The photo above was taken on the fringe of a cypress forest (using a telephoto lens). This black racer is getting ready to shed (a process known as ecdysis)! Note its opaque eye...sign of shedding. This milky coloring is actually the result of the eye cap (a specially adapted scale that covers the eye) being loosened up in order to be shed along with the rest of the skin.

Tuesday, September 13, 2011

Critter of the Week: Northern Rough-winged swallow (Stelgidopteryx serripennis)

 One of my favorite things to watch is birds coming in to take a drink.

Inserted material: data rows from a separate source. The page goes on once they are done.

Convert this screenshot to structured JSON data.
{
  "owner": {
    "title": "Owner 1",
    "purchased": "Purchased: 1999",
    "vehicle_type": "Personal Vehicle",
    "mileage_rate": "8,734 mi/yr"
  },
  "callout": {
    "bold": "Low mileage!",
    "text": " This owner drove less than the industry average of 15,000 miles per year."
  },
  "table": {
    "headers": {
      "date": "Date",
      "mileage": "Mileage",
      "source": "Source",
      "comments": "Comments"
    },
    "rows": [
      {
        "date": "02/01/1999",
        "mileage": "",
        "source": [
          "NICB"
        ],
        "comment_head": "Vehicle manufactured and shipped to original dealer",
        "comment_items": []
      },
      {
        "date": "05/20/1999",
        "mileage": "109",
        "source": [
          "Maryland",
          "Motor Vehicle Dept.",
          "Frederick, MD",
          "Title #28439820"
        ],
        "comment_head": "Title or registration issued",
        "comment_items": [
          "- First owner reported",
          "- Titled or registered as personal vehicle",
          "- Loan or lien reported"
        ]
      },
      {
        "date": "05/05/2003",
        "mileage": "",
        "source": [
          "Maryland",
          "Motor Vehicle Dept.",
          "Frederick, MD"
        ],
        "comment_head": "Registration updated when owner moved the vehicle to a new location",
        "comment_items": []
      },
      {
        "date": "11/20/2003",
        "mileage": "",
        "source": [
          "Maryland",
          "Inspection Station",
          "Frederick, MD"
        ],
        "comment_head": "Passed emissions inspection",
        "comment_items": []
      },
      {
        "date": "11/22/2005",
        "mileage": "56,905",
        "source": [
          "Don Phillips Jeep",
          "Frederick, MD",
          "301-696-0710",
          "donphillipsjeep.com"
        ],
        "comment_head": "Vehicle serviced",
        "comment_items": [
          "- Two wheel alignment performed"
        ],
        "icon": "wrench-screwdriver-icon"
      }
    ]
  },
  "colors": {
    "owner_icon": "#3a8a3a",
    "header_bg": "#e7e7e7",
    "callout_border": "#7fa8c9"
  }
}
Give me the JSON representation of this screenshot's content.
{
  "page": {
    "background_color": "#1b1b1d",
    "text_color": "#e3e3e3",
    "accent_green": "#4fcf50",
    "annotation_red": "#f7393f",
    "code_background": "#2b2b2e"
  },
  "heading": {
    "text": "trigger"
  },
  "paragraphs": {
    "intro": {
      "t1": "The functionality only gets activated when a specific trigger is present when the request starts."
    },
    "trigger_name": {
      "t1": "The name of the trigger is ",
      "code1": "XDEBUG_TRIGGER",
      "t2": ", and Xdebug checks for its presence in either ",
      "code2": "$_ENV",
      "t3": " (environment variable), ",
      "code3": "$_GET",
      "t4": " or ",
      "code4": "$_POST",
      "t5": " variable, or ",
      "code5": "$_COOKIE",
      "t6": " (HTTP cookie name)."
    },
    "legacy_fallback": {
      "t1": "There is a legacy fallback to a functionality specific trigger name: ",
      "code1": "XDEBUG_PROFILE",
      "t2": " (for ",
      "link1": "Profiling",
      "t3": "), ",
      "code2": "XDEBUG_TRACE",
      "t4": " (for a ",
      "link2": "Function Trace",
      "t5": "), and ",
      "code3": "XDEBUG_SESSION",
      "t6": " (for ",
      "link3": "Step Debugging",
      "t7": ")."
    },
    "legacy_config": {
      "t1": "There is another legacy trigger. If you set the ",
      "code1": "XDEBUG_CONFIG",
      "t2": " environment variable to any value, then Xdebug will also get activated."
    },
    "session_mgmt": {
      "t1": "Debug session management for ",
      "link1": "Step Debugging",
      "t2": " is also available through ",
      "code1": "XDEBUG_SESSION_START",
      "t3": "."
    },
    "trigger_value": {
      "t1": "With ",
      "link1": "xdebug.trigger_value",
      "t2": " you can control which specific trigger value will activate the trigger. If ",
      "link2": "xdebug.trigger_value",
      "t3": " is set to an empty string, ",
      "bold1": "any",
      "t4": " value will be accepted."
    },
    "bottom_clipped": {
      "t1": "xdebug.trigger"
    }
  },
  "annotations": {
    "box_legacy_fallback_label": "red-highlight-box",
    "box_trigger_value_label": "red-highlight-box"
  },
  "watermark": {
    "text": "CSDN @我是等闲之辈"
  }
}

Today was a rare treat as I was able to watch some northern rough-winged swallows (Stelgidopteryx serripennis)! Named for the rough edges of their outermost wing feathers, these guys are summer residents of the northern United States and Canada and migrate south for the winter to Central America.
The habitat of these aerial acrobatics includes lakes, rivers, ponds, etc. They forage almost exclusively on aerial insects...usually capturing its prey close to the ground or water's surface.This species is more solitary than other swallows and doesn't nest in large colonies like those of the bank swallow. They do nest in burrows or cavities, often times made by other critters (but they can dig their own)...or in one case inside a Civil War cannon! They nest in late May and June, and their clutches are typically 4-8 eggs. Interestingly, Steglidopteryx means "scraper wing" in Greek while serripennis means "saw feather" in Latin.